Expressive Language disorder:  A disorder that impacts the language output.  With Expressive language disorders, comprehension is better than the expressive language.  Children with expressive language disorders may be able to follow multi step directions, but be unable to name basic body parts or be unable to find words or use sentence structures they need to express their ideas efficiently.

MET(Multi-disciplinary Educational Team):  An evaluation that  is conducted by educational specialists with knowledge in the area of your child’s suspected disability. These may include teachers, school psychologists, speech therapists, and school social workers, etc. The MET team will review important information such as school records, academic test results, medical history and information you may share about your child. Once the evaluation is finished, a written report with an eligibility recommendation is presented to the Individualized Educational Planning Team (IEP) meeting where parents are in attendance.

MLU (Mean Length of Utterance):  The average number of morphemes (meaningful units of speech) a child uses per utterance.  Normal development expects an MLU approximately equivalent to the child’s age. (So, if the child is 3 years old, you would expect an MLU of around 3).

Morpheme:  smallest unit of meaningful speech.  Prefixes like “un”, suffixes like “ed”, “s”….  The sentence:  “I see the dogs” has 4 words and 5 morphemes—dogs has 2 morphemes because the plural “s” holds meaning.

Morphology:  word structure

MSHA (Michigan Speech-Language and Hearing Association):  Michigan’s professional organization for Speech-Language Pathologists and Audiologist.  Their website is: Michiganspeechhearing.org

Phoneme: The smallest unit of sound in a language.

Phonological Processes:  Phonological processes are the patterns that young children use to simplify adult speech. Some examples of phonological processes are final consonant deletion (deleting final consonants), and fronting (substituting /t/ for /k/ and /d/ for /g/).  Phonological processes are normal part of speech development to a point but children should out grow them.  If you have questions about what patterns are normal for your child’s age check with a speech-language pathologist

Phonology:  The sounds of a langugage

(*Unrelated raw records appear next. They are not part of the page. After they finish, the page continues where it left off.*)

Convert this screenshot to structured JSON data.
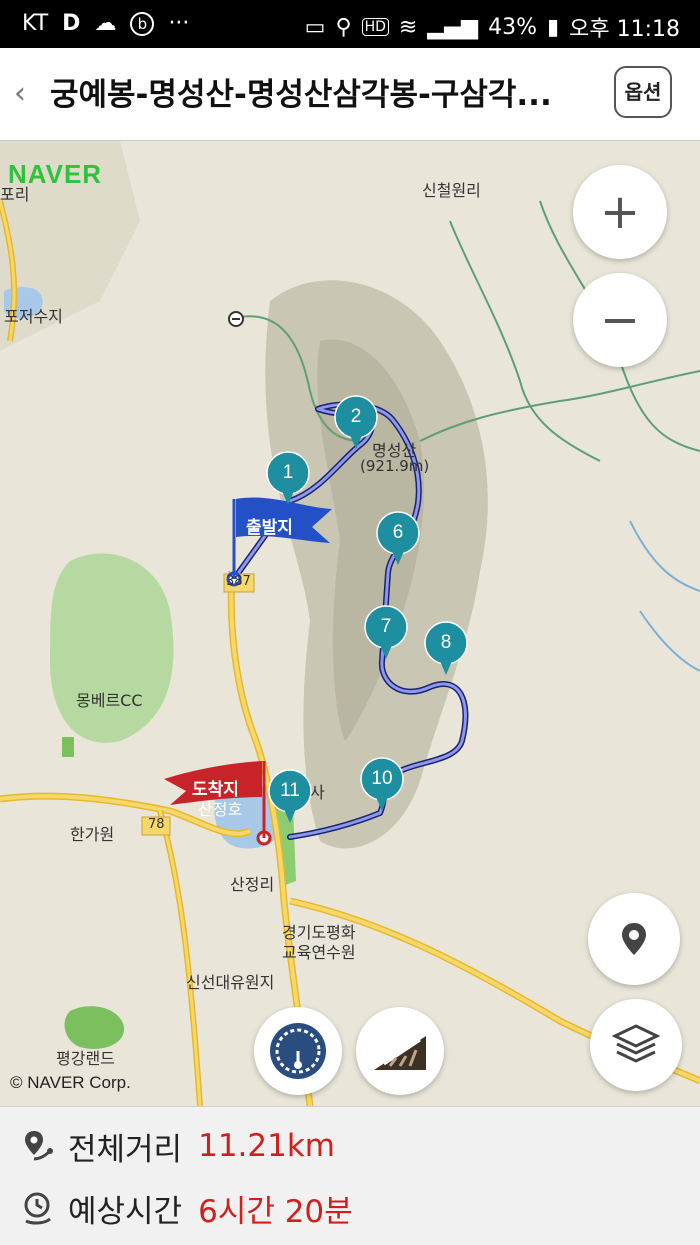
{
  "status_bar": {
    "carrier": "KT",
    "battery": "43%",
    "time": "오후 11:18",
    "hd": "HD"
  },
  "header": {
    "title": "궁예봉-명성산-명성산삼각봉-구삼각...",
    "options_label": "옵션"
  },
  "map": {
    "brand": "NAVER",
    "copyright": "© NAVER Corp.",
    "place_labels": {
      "sincheolwon": "신철원리",
      "pojeo": "포저수지",
      "porri": "포리",
      "myeongseong": "명성산",
      "myeongseong_elev": "(921.9m)",
      "mongbere": "몽베르CC",
      "hangawon": "한가원",
      "sanjeong_ri": "산정리",
      "gyeonggi": "경기도평화",
      "gyeonggi2": "교육연수원",
      "sinseon": "신선대유원지",
      "pyeonggang": "평강랜드",
      "sanjeong_lake": "산정호",
      "temple": "사",
      "road_78": "78",
      "road_387": "387"
    },
    "start_flag": "출발지",
    "end_flag": "도착지",
    "markers": [
      "1",
      "2",
      "6",
      "7",
      "8",
      "10",
      "11"
    ],
    "buttons": {
      "zoom_in": "+",
      "zoom_out": "−"
    },
    "colors": {
      "route": "#2b3aa8",
      "marker": "#1e8fa0",
      "start_flag": "#2350c7",
      "end_flag": "#c9232a",
      "brand": "#2fc23b"
    }
  },
  "summary": {
    "distance_label": "전체거리",
    "distance_value": "11.21km",
    "time_label": "예상시간",
    "time_value": "6시간 20분"
  }
}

Pragmatic Language:  the social use of language.  It involves using language for a variety of purposes, being flexible with the way in which one uses language,  and being able to use and read verbal and non verbal signals.

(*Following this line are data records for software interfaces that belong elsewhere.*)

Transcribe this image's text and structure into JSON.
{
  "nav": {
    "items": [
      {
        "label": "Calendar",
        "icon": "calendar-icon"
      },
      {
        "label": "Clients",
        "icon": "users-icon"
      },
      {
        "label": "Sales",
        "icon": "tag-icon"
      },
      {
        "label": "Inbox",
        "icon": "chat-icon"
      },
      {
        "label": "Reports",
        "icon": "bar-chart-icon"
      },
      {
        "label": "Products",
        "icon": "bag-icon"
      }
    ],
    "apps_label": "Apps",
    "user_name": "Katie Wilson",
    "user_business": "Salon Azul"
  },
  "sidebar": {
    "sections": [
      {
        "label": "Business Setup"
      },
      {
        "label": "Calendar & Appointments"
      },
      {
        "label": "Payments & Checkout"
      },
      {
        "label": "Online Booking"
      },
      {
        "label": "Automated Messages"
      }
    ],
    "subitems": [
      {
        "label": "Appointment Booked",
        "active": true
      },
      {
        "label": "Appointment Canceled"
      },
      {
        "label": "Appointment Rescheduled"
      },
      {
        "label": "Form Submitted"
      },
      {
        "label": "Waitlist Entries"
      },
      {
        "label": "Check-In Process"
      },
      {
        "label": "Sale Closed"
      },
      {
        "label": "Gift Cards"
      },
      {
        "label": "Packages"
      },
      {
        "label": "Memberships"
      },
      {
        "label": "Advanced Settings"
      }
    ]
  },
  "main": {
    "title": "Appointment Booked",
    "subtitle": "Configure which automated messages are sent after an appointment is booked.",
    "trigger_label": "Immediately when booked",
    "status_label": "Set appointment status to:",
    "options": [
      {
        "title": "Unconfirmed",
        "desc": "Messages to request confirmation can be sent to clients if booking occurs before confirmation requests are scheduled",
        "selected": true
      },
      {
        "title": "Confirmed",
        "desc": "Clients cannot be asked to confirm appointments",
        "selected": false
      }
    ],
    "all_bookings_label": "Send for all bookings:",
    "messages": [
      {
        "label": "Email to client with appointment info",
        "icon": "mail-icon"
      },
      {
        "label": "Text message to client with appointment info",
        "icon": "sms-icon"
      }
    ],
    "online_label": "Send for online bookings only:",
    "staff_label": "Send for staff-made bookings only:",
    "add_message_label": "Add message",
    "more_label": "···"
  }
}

Receptive Language Disorder:  Difficulty with the comprehension of language.  This ranges from difficulty understanding big concepts to comprehending small nuances in language and directions or having difficulty organizing large amount of verbal information at one time.

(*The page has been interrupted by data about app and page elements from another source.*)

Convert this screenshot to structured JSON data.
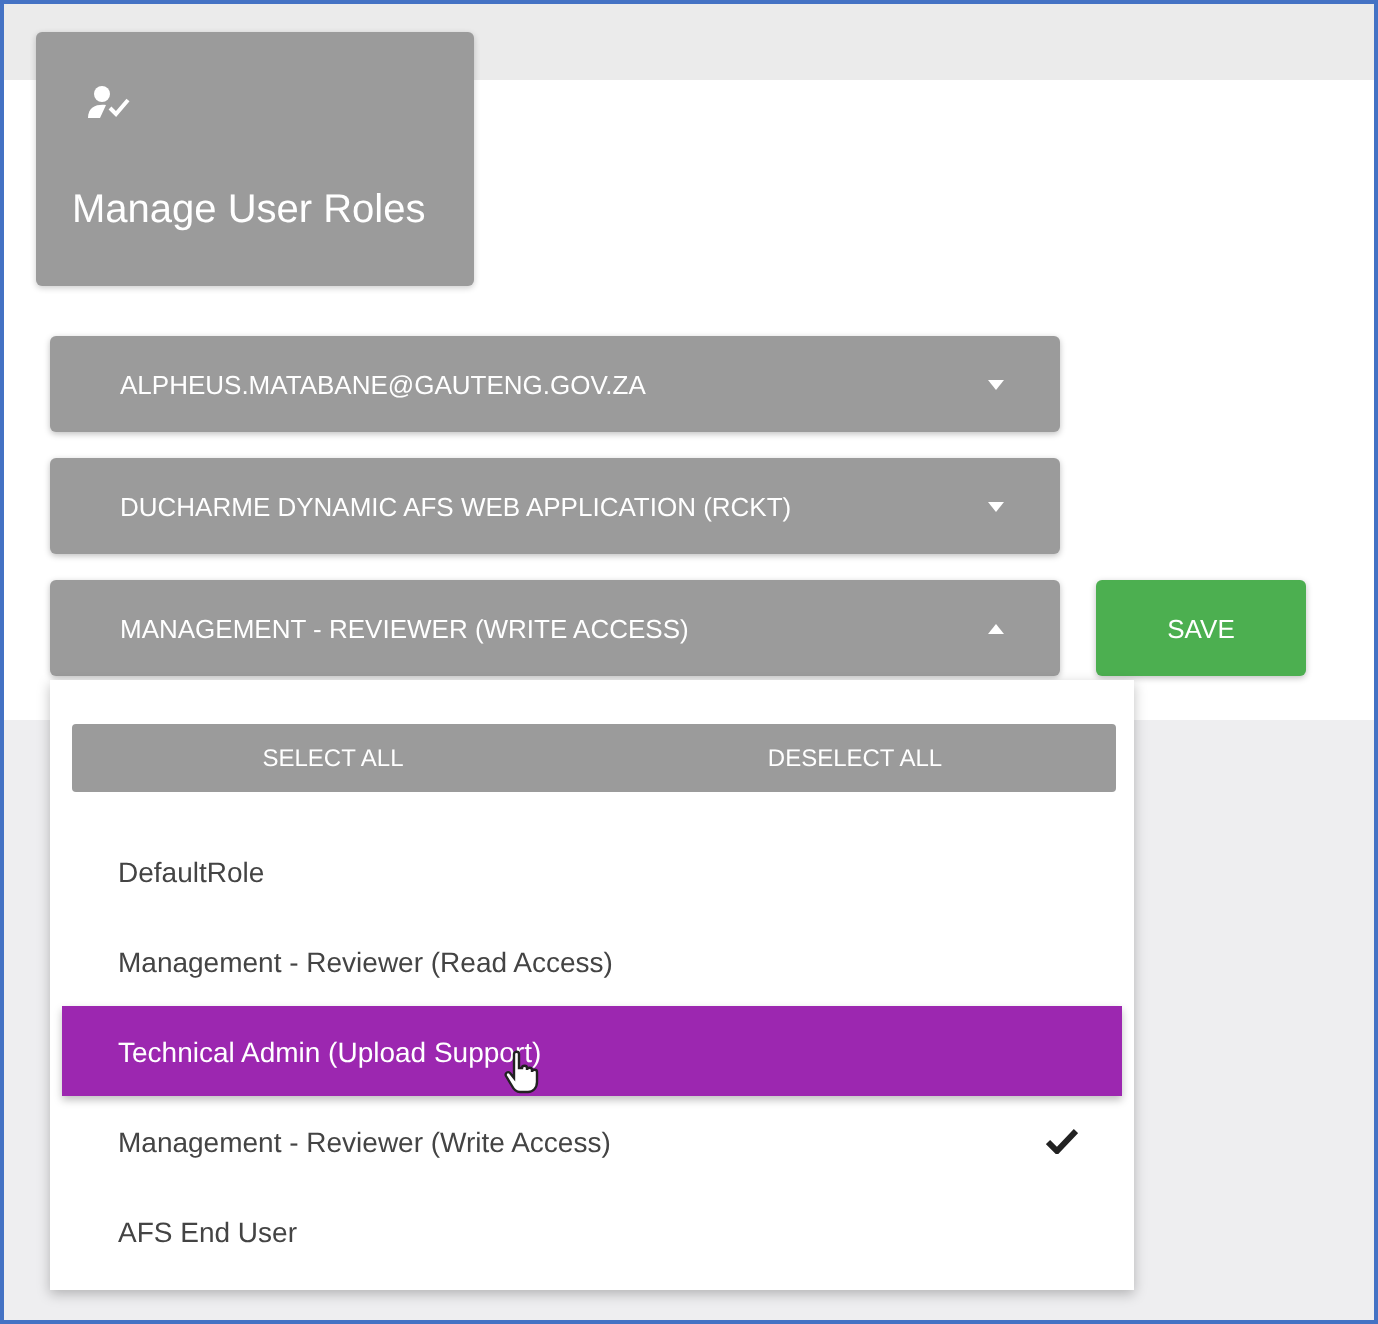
{
  "header_card": {
    "title": "Manage User Roles"
  },
  "dropdowns": [
    {
      "value": "ALPHEUS.MATABANE@GAUTENG.GOV.ZA",
      "expanded": false
    },
    {
      "value": "DUCHARME DYNAMIC AFS WEB APPLICATION (RCKT)",
      "expanded": false
    },
    {
      "value": "MANAGEMENT - REVIEWER (WRITE ACCESS)",
      "expanded": true
    }
  ],
  "save_button": {
    "label": "SAVE"
  },
  "menu": {
    "actions": [
      "SELECT ALL",
      "DESELECT ALL"
    ],
    "options": [
      {
        "label": "DefaultRole",
        "selected": false,
        "highlighted": false
      },
      {
        "label": "Management - Reviewer (Read Access)",
        "selected": false,
        "highlighted": false
      },
      {
        "label": "Technical Admin (Upload Support)",
        "selected": false,
        "highlighted": true
      },
      {
        "label": "Management - Reviewer (Write Access)",
        "selected": true,
        "highlighted": false
      },
      {
        "label": "AFS End User",
        "selected": false,
        "highlighted": false
      }
    ]
  }
}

Semantics: Word meaning. Vocabulary.

Speech-Language Pathologist:  A Professional who identifies, assesses, and treats speech and language problems, including swallowing disorders.

Stuttering: a disorder that affects the fluency of speech, characterized by disruptions in the production of speech sounds, also called “disfluencies.” Stuttered speech often includes repetitions of words or parts of words, as well as prolongations of speech sounds. These disfluencies occur more often in people who stutter than they do in the general population. Stuttering can also cause speech to become completely stopped or blocked at times. Fore more information seewestutter.org

Syntax:  the grammatical structure of language.